TASK TO COMPLETE:
The data below should be printed in full, exactly, and without any of its images.

⁂

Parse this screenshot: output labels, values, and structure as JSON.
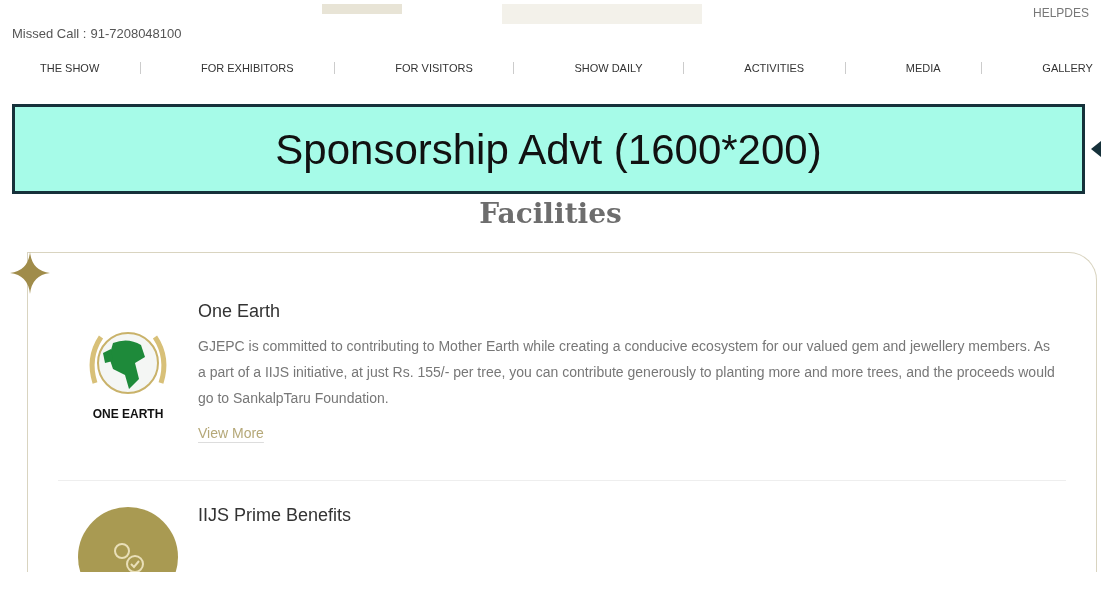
{
  "header": {
    "missed_call_label": "Missed Call :",
    "missed_call_number": "91-7208048100",
    "helpdesk": "HELPDES"
  },
  "nav": [
    {
      "label": "THE SHOW"
    },
    {
      "label": "FOR EXHIBITORS"
    },
    {
      "label": "FOR VISITORS"
    },
    {
      "label": "SHOW DAILY"
    },
    {
      "label": "ACTIVITIES"
    },
    {
      "label": "MEDIA"
    },
    {
      "label": "GALLERY"
    }
  ],
  "banner": {
    "text": "Sponsorship Advt (1600*200)"
  },
  "section_title": "Facilities",
  "facilities": [
    {
      "kind": "logo",
      "logo_text": "ONE EARTH",
      "title": "One Earth",
      "description": "GJEPC is committed to contributing to Mother Earth while creating a conducive ecosystem for our valued gem and jewellery members. As a part of a IIJS initiative, at just Rs. 155/- per tree, you can contribute generously to planting more and more trees, and the proceeds would go to SankalpTaru Foundation.",
      "link": "View More"
    },
    {
      "kind": "circle",
      "title": "IIJS Prime Benefits"
    }
  ]
}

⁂

RESULT FOR THIS EXERCISE:
Parse this screenshot: output labels, values, and structure as JSON.
{
  "header": {
    "missed_call_label": "Missed Call :",
    "missed_call_number": "91-7208048100",
    "helpdesk": "HELPDES"
  },
  "nav": [
    {
      "label": "THE SHOW"
    },
    {
      "label": "FOR EXHIBITORS"
    },
    {
      "label": "FOR VISITORS"
    },
    {
      "label": "SHOW DAILY"
    },
    {
      "label": "ACTIVITIES"
    },
    {
      "label": "MEDIA"
    },
    {
      "label": "GALLERY"
    }
  ],
  "banner": {
    "text": "Sponsorship Advt (1600*200)"
  },
  "section_title": "Facilities",
  "facilities": [
    {
      "kind": "logo",
      "logo_text": "ONE EARTH",
      "title": "One Earth",
      "description": "GJEPC is committed to contributing to Mother Earth while creating a conducive ecosystem for our valued gem and jewellery members. As a part of a IIJS initiative, at just Rs. 155/- per tree, you can contribute generously to planting more and more trees, and the proceeds would go to SankalpTaru Foundation.",
      "link": "View More"
    },
    {
      "kind": "circle",
      "title": "IIJS Prime Benefits"
    }
  ]
}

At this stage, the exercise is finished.